S. No. Chapter Title of the Chapters Page Size (KB)
1 0 Contents
102.19 KB
2 1 Introduction 1
145.64 KB
3 2 Neutrino Spin-Flip Effects In Collapsing Stars-I 9
197.79 KB
  2.1 Isotopically Neutral Region: Effective Potential 9
  2.2 Dynamics Of The Neutrino Conversions 12
  2.3 Neutrino Propagation In Isotopically Neutral Region 17
4 3 Neutrino Spin-Flip Effects In Collapsing Stars-II 20
186.83 KB
  3.1 Spin-Flip And Other Conversions 20
  3.2 Signatures Of Neutrino Conversions To Sterile States 23
  3.3 Implications 24
5 4 Effects Of Magnetic Field Twist 30
140.55 KB
  4.1 Scale Of Magnetic Field Twist 30
  4.2 Neutrino Propagation In Collapsing Stars 31
  4.3 Neutrino Propagation In The Early Universe 34
6 5 Neutrino Spin-Flip Effects In The Early Universe 39
1002.23 KB
  5.1 Neutrino Decoupling Era: Effective Potential 40

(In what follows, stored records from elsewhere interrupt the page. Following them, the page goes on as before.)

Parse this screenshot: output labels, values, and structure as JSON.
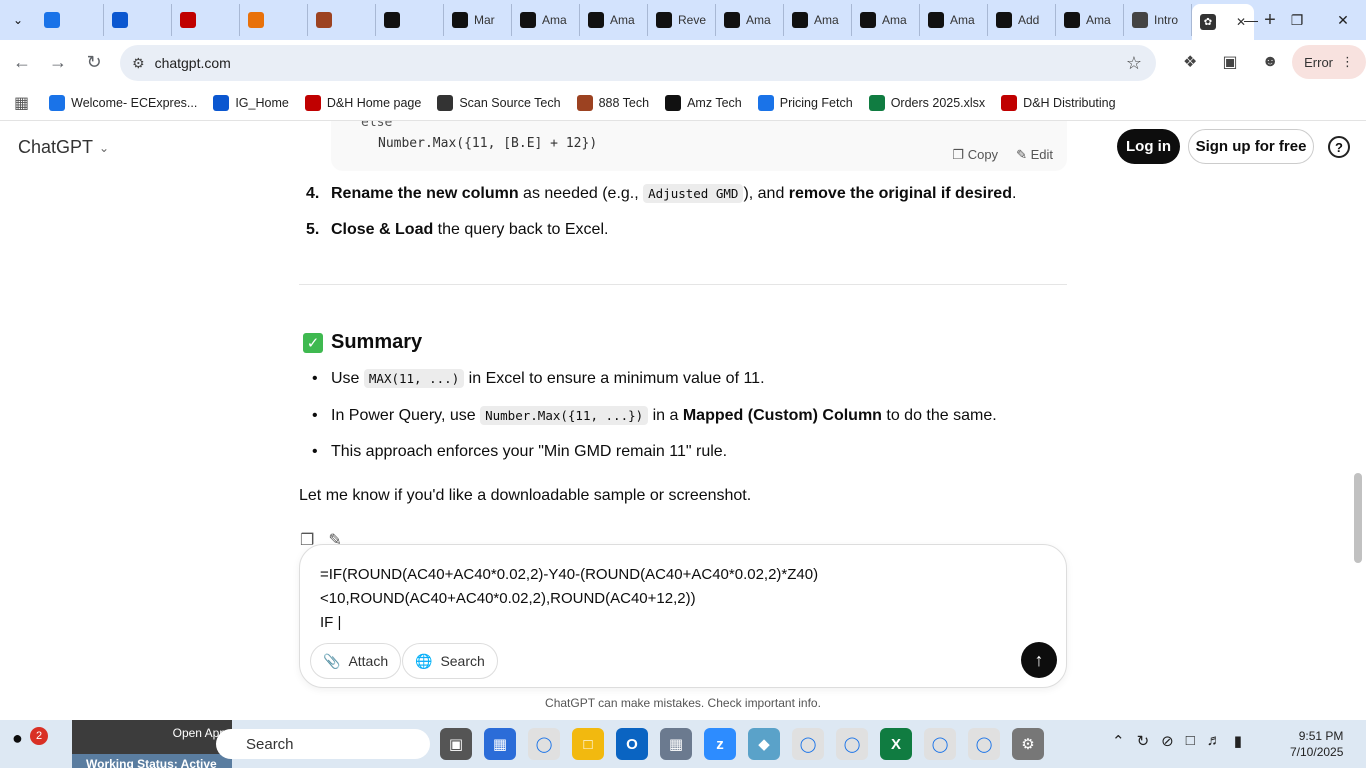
{
  "browser": {
    "tabs": [
      {
        "label": "",
        "icon": "ec-icon",
        "color": "#1a73e8"
      },
      {
        "label": "",
        "icon": "blue-g-icon",
        "color": "#0b57d0"
      },
      {
        "label": "",
        "icon": "dh-icon",
        "color": "#c00000"
      },
      {
        "label": "",
        "icon": "s-icon",
        "color": "#e8710a"
      },
      {
        "label": "",
        "icon": "link-icon",
        "color": "#9c4221"
      },
      {
        "label": "",
        "icon": "amazon-a-icon",
        "color": "#111111"
      },
      {
        "label": "Mar",
        "icon": "amazon-a-icon",
        "color": "#111111"
      },
      {
        "label": "Ama",
        "icon": "amazon-smile-icon",
        "color": "#111111"
      },
      {
        "label": "Ama",
        "icon": "amazon-smile-icon",
        "color": "#111111"
      },
      {
        "label": "Reve",
        "icon": "amazon-a-icon",
        "color": "#111111"
      },
      {
        "label": "Ama",
        "icon": "amazon-smile-icon",
        "color": "#111111"
      },
      {
        "label": "Ama",
        "icon": "amazon-smile-icon",
        "color": "#111111"
      },
      {
        "label": "Ama",
        "icon": "amazon-smile-icon",
        "color": "#111111"
      },
      {
        "label": "Ama",
        "icon": "amazon-smile-icon",
        "color": "#111111"
      },
      {
        "label": "Add",
        "icon": "amazon-a-icon",
        "color": "#111111"
      },
      {
        "label": "Ama",
        "icon": "amazon-smile-icon",
        "color": "#111111"
      },
      {
        "label": "Intro",
        "icon": "openai-icon",
        "color": "#444444"
      }
    ],
    "url": "chatgpt.com",
    "error_label": "Error",
    "bookmarks": [
      {
        "label": "Welcome- ECExpres...",
        "color": "#1a73e8"
      },
      {
        "label": "IG_Home",
        "color": "#0b57d0"
      },
      {
        "label": "D&H Home page",
        "color": "#c00000"
      },
      {
        "label": "Scan Source Tech",
        "color": "#333333"
      },
      {
        "label": "888 Tech",
        "color": "#9c4221"
      },
      {
        "label": "Amz Tech",
        "color": "#111111"
      },
      {
        "label": "Pricing Fetch",
        "color": "#1a73e8"
      },
      {
        "label": "Orders 2025.xlsx",
        "color": "#107c41"
      },
      {
        "label": "D&H Distributing",
        "color": "#c00000"
      }
    ]
  },
  "header": {
    "brand": "ChatGPT",
    "login": "Log in",
    "signup": "Sign up for free",
    "help": "?"
  },
  "code": {
    "line1": "else",
    "line2": "Number.Max({11, [B.E] + 12})",
    "copy": "Copy",
    "edit": "Edit"
  },
  "steps": [
    {
      "num": "4.",
      "b1": "Rename the new column",
      "t1": " as needed (e.g., ",
      "code": "Adjusted GMD",
      "t2": "), and ",
      "b2": "remove the original if desired",
      "t3": "."
    },
    {
      "num": "5.",
      "b1": "Close & Load",
      "t1": " the query back to Excel."
    }
  ],
  "summary": {
    "title": "Summary",
    "b1": {
      "t1": "Use ",
      "code": "MAX(11, ...)",
      "t2": " in Excel to ensure a minimum value of 11."
    },
    "b2": {
      "t1": "In Power Query, use ",
      "code": "Number.Max({11, ...})",
      "t2": " in a ",
      "bold": "Mapped (Custom) Column",
      "t3": " to do the same."
    },
    "b3": {
      "t1": "This approach enforces your \"Min GMD remain 11\" rule."
    },
    "closing": "Let me know if you'd like a downloadable sample or screenshot."
  },
  "composer": {
    "text": "=IF(ROUND(AC40+AC40*0.02,2)-Y40-(ROUND(AC40+AC40*0.02,2)*Z40)\n<10,ROUND(AC40+AC40*0.02,2),ROUND(AC40+12,2))\nIF |",
    "attach": "Attach",
    "search": "Search"
  },
  "disclaimer": "ChatGPT can make mistakes. Check important info.",
  "taskbar": {
    "notif_count": "2",
    "open_app": "Open App",
    "working_status": "Working Status: Active",
    "search": "Search",
    "time": "9:51 PM",
    "date": "7/10/2025"
  }
}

  5.2 Relic Neutrino Energy Spectra Distortions 44
  5.3 Conclusion And Discussion 46